• Treating teachers as professionals and with respect may help improve recruitment and retention in the profession.

• Students will benefit as their teachers are happier and obtain the PD that best meets their needs.

• Teachers would have an incentive to be cost conscious given their autonomy over these funds and given their ability to conserve on PD expenditures to devote more resources to classroom supplies, and vice-versa.
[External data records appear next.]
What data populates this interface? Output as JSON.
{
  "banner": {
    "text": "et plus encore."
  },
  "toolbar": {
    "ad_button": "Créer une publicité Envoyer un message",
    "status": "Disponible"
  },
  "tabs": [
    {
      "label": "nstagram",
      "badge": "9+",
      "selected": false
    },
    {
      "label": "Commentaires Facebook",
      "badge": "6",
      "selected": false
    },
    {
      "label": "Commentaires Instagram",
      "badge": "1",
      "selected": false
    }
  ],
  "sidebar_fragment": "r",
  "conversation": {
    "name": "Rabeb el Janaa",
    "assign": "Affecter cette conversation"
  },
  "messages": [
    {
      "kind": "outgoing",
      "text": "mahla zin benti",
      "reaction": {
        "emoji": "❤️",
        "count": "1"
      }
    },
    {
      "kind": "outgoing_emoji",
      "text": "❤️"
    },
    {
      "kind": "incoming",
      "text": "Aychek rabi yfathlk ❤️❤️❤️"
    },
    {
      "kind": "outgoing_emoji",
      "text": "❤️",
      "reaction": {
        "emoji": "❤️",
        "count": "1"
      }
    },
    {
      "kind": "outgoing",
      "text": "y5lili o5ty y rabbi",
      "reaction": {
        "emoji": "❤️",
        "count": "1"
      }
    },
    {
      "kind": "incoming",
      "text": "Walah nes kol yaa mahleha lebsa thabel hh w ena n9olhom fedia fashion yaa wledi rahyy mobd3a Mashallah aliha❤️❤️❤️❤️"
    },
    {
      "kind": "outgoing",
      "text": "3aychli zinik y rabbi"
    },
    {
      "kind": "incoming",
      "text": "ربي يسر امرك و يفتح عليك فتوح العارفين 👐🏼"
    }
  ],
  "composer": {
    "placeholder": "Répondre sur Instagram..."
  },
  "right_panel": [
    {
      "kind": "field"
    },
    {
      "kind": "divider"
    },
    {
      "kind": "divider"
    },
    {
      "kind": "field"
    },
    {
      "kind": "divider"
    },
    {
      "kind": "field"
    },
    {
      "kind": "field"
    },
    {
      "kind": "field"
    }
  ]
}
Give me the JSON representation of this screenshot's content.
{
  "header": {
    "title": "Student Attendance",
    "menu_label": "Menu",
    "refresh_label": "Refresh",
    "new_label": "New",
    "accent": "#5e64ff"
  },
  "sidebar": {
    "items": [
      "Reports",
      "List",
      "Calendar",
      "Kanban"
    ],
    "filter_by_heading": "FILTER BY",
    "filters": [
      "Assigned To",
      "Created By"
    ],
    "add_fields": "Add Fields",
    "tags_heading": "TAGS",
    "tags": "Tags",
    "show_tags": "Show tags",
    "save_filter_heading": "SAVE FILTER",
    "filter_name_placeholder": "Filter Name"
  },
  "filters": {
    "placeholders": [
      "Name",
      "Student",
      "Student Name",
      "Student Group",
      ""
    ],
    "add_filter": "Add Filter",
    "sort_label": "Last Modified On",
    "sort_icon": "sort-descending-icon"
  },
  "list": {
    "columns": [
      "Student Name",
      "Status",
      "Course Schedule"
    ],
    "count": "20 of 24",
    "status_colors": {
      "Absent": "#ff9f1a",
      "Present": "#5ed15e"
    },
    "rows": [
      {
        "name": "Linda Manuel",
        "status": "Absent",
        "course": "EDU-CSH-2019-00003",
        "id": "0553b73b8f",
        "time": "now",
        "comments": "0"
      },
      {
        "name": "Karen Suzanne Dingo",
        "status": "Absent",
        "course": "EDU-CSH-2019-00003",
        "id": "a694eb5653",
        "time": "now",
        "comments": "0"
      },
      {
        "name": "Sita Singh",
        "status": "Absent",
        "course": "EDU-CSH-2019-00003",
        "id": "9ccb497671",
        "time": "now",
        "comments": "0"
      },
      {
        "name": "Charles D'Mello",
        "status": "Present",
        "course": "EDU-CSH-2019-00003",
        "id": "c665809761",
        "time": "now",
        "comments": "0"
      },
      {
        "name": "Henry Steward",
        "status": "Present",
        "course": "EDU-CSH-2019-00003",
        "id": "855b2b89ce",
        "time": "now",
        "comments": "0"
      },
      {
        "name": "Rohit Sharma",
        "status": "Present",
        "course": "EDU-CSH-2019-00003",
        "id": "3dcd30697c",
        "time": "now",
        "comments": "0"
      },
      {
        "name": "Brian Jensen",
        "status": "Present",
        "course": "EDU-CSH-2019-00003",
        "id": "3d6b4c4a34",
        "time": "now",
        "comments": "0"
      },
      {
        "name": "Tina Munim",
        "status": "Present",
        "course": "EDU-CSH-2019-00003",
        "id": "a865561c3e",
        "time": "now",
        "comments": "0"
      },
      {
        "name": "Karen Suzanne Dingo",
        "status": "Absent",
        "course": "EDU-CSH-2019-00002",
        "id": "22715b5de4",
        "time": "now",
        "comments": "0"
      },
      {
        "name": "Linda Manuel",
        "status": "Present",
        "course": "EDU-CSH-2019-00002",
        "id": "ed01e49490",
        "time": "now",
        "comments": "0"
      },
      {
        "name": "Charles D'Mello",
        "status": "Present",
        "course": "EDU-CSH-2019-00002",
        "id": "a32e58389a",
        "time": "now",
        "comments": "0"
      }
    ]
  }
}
So, these dollars will likely be spent more efficiently relative to the current top-down system.

Funding for professional development in PTAs would come from existing funds already earmarked for PD.  But, funding for classroom supplies would be a new cost to public school districts, as they currently require teachers to use their own money to a large degree for these purchases.

For the upcoming academic year, America’s public school system will likely spend about three-quarters of a trillion dollars (yes, trillion with a “t”). If they claim they cannot find the money to pay for classroom supplies, perhaps they should look to their decades-long excessive hiring practices and reallocate some funds to teachers’ purchases of classroom supplies.

Finally, giving teachers autonomy over personal accounts that allows them to purchase the PD and classroom supplies they believe are best for their students would bring at least two deplorable public school HR practices out of the Stone Age and treats teachers as the professionals that they are.


Read more from The Unbundling Series:

Five Services Public Education Should Do Differently

How K–12 Education Could Do Transportation Differently

Three Ways Public Schools Can Rethink Food Services

Rethinking How We Deliver Remedial Services to Students Who Need Them

Three Policies That Would Improve Schools’ Core Education Services